We know this much: They got there late.
Twelve days late? Probably. It doesn’t matter.
The point is, the three of them, described in Scripture as kings, or wise men, knew they were behind the clock as they raced across the desert, anxious to visit a newborn baby born in a Bethlehem manger.
And they relied on a star to guide them.
Once they arrived these distinguished visitors, known as Magi, ceremoniously presented the infant with gifts of gold, frankincense and myrrh.
That timeless story, theologically known as the Epiphany, was remembered here this past weekend as “little Christmas,” or the Feast of the Epiphany, celebrated in churches throughout Christendom.
It brought to mind a ruckus once caused by a roguish friend, emceeing a Christmas concert, who thought he might amuse the congregation with a bit of impertinent revisionism.
“Suppose, instead of three wise men, there had been three wise women,” he said. “How would the story have been different? First, they would have asked for directions and arrived on time. And they would have brought practical gifts. Then they’d have swept the stable, changed the baby and made a casserole.
“Who knows? Maybe we’d finally have peace on earth.”
What that bit of whimsy did suggest, however, was that the notion of women being as bright as men is nothing new; indeed, many men, including this writer, have the fingerprints of towering women all over their lives and careers.
And yet there are prominent, accomplished women who still feel a need to show the world how tough they are, as if that has anything to do with the stuff of real leadership.
When Liz Warren allowed herself to be pictured chug-a-lugging a brewski like a longshoreman draped over the end of a bar, were we supposed to regard her differently? Was that her way of assuring us she was one of the boys? Please. It demeans her and insults us.

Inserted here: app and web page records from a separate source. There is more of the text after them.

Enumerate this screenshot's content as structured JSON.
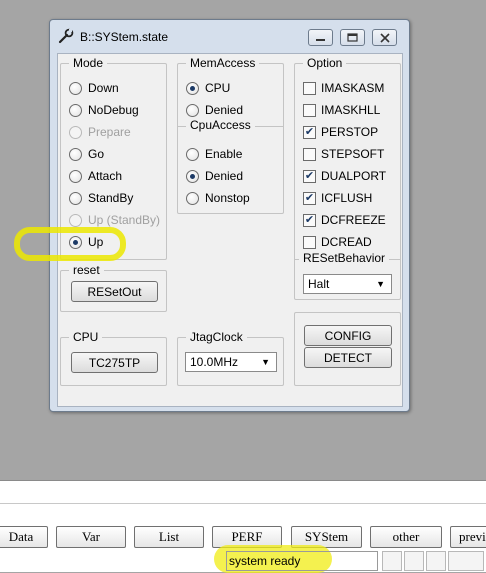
{
  "window": {
    "title": "B::SYStem.state",
    "controls": {
      "minimize": "minimize-icon",
      "restore": "restore-icon",
      "close": "close-icon"
    }
  },
  "mode": {
    "label": "Mode",
    "options": [
      {
        "label": "Down",
        "selected": false,
        "disabled": false
      },
      {
        "label": "NoDebug",
        "selected": false,
        "disabled": false
      },
      {
        "label": "Prepare",
        "selected": false,
        "disabled": true
      },
      {
        "label": "Go",
        "selected": false,
        "disabled": false
      },
      {
        "label": "Attach",
        "selected": false,
        "disabled": false
      },
      {
        "label": "StandBy",
        "selected": false,
        "disabled": false
      },
      {
        "label": "Up (StandBy)",
        "selected": false,
        "disabled": true
      },
      {
        "label": "Up",
        "selected": true,
        "disabled": false
      }
    ]
  },
  "memaccess": {
    "label": "MemAccess",
    "options": [
      {
        "label": "CPU",
        "selected": true
      },
      {
        "label": "Denied",
        "selected": false
      }
    ]
  },
  "cpuaccess": {
    "label": "CpuAccess",
    "options": [
      {
        "label": "Enable",
        "selected": false
      },
      {
        "label": "Denied",
        "selected": true
      },
      {
        "label": "Nonstop",
        "selected": false
      }
    ]
  },
  "option": {
    "label": "Option",
    "items": [
      {
        "label": "IMASKASM",
        "checked": false
      },
      {
        "label": "IMASKHLL",
        "checked": false
      },
      {
        "label": "PERSTOP",
        "checked": true
      },
      {
        "label": "STEPSOFT",
        "checked": false
      },
      {
        "label": "DUALPORT",
        "checked": true
      },
      {
        "label": "ICFLUSH",
        "checked": true
      },
      {
        "label": "DCFREEZE",
        "checked": true
      },
      {
        "label": "DCREAD",
        "checked": false
      }
    ]
  },
  "resetbehavior": {
    "label": "RESetBehavior",
    "value": "Halt"
  },
  "reset": {
    "label": "reset",
    "button": "RESetOut"
  },
  "cpu": {
    "label": "CPU",
    "button": "TC275TP"
  },
  "jtag": {
    "label": "JtagClock",
    "value": "10.0MHz"
  },
  "actions": {
    "config": "CONFIG",
    "detect": "DETECT"
  },
  "toolbar": [
    "Data",
    "Var",
    "List",
    "PERF",
    "SYStem",
    "other",
    "previ"
  ],
  "status": "system ready",
  "colors": {
    "highlight": "#ece800",
    "window_frame": "#d5dfec"
  }
}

But that foolishness pales in comparison to the venom spewed by Michigan’s newly-elected Rashida Tlaib, the first Palestinian-American woman to serve in Congress.
She claimed to have assured her young son that President Trump is on thin ice because “Baby, we’re gonna go in there and impeach the (expletive deleted)” to which Alexandria Ocasio-Cortez, the newly-elected socialist from New York, tweeted, “I got your back. The Bronx and Detroit ride together.”
No doubt they do.
Let’s just say Barbara Jordan and Shirley Chisholm they’re not.
But they do at least prove women can be exactly like some men.
They can be total jerks, too.